**Dataset entries**

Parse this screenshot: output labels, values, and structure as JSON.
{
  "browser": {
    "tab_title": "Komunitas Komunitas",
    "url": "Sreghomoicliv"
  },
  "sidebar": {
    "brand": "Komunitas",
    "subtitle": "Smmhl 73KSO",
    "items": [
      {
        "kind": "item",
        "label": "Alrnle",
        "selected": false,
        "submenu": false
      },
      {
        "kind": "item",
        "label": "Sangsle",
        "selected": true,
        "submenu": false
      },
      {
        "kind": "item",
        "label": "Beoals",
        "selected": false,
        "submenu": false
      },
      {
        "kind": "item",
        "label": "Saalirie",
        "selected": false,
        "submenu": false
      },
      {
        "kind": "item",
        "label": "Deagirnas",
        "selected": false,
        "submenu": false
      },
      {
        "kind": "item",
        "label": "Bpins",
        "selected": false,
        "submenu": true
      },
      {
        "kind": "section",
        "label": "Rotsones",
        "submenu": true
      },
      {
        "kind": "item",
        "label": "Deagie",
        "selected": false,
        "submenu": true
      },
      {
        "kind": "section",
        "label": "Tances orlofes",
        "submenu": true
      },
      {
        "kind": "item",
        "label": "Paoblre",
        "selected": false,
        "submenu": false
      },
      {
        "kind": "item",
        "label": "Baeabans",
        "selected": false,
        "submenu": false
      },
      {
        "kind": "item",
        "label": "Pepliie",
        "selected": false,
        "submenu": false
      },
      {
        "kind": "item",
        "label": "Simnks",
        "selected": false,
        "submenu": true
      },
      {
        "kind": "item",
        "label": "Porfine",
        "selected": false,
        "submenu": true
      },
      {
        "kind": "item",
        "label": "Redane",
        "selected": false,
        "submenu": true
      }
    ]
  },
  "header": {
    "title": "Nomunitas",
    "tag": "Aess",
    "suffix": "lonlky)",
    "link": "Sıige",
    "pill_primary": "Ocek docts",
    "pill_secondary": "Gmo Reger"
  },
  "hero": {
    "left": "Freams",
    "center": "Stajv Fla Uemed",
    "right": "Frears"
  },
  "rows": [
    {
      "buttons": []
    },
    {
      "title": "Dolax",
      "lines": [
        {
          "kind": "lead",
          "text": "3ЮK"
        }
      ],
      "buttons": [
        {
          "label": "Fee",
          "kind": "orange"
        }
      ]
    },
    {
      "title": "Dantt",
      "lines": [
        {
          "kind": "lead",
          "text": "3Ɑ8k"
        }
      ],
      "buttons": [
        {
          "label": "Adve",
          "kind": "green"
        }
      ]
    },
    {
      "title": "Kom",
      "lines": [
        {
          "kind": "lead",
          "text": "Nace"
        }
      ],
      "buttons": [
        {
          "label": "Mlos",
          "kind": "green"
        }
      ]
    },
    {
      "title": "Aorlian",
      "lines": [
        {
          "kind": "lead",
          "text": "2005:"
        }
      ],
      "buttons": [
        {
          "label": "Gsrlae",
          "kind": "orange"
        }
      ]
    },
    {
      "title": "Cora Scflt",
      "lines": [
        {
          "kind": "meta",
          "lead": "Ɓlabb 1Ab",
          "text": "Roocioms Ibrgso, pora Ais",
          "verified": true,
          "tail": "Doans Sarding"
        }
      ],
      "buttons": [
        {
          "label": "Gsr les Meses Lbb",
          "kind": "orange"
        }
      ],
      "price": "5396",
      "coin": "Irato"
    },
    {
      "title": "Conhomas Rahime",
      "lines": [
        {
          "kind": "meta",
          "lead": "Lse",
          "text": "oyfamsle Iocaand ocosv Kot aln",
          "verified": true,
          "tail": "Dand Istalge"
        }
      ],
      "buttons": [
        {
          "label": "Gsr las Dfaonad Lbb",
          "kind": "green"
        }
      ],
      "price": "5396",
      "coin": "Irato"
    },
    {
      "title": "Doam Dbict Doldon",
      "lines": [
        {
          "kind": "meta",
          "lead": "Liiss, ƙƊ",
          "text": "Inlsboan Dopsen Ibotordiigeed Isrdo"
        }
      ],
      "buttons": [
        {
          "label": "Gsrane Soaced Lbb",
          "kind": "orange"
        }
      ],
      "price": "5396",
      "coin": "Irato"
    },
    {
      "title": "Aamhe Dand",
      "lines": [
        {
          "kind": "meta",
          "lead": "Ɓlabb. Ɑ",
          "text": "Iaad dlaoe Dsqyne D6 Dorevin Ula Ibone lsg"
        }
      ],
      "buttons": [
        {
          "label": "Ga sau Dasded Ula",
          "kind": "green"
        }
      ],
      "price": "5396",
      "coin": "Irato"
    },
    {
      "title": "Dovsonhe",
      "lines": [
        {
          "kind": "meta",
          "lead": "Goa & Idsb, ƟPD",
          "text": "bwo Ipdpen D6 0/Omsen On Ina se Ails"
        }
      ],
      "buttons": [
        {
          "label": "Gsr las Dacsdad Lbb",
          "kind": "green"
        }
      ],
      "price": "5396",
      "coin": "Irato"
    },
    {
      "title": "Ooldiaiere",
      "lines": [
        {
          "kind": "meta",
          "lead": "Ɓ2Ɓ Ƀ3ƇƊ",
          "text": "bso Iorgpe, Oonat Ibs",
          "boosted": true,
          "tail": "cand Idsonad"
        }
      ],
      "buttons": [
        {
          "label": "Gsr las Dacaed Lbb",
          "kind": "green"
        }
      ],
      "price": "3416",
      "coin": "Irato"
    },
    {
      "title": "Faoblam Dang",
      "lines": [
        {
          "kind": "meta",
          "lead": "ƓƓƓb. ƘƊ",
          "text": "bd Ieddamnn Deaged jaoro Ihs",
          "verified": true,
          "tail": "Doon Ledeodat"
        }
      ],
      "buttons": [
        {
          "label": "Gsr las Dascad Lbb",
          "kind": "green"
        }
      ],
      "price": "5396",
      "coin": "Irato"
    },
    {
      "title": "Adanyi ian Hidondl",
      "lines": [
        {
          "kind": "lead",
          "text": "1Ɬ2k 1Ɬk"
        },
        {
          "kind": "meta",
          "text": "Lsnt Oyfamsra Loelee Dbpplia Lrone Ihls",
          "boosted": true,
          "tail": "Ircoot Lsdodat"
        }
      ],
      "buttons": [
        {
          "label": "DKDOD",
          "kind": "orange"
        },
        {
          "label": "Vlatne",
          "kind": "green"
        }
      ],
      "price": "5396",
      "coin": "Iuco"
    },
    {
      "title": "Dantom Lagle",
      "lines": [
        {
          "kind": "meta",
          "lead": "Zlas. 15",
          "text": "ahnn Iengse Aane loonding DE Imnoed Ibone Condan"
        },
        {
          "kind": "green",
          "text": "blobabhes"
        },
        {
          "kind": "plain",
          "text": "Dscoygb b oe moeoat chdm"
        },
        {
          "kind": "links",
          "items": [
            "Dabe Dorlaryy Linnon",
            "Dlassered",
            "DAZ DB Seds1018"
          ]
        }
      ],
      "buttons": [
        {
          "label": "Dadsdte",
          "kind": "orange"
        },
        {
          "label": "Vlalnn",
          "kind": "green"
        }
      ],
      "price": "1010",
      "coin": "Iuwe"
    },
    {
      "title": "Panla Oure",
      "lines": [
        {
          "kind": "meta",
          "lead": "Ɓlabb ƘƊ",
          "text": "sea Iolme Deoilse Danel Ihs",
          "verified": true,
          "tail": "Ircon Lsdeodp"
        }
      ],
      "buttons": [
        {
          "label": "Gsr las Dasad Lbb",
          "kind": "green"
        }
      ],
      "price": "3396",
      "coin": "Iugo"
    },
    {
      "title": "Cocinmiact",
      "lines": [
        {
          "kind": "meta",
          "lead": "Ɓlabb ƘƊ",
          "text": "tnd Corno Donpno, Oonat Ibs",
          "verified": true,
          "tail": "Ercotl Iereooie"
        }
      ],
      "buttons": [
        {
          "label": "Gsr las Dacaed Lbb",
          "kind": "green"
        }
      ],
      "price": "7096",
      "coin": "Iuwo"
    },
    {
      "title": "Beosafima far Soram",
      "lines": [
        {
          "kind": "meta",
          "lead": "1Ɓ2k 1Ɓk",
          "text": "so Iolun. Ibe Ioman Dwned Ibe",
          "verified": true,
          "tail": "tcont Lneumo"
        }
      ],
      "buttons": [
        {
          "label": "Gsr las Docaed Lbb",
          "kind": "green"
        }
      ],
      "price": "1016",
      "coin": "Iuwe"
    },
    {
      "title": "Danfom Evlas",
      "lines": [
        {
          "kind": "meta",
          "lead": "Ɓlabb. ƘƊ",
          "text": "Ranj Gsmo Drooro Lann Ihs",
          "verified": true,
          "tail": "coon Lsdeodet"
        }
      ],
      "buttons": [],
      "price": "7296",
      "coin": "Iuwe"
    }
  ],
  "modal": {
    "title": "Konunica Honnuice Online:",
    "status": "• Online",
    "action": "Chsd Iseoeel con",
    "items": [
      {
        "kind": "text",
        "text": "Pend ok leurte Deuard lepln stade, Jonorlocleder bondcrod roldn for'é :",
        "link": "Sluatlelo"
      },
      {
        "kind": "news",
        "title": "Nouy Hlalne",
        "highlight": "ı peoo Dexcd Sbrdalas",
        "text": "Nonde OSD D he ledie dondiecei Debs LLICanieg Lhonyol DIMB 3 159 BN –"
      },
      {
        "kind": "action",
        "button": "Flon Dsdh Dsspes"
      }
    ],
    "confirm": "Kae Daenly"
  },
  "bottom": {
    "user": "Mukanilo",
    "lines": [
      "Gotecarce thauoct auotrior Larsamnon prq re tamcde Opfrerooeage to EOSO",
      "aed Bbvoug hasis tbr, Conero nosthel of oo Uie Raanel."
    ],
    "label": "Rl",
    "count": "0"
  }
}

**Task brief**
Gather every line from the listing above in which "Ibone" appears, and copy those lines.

**Answer box**
          "text": "Iaad dlaoe Dsqyne D6 Dorevin Ula Ibone lsg"
          "text": "ahnn Iengse Aane loonding DE Imnoed Ibone Condan"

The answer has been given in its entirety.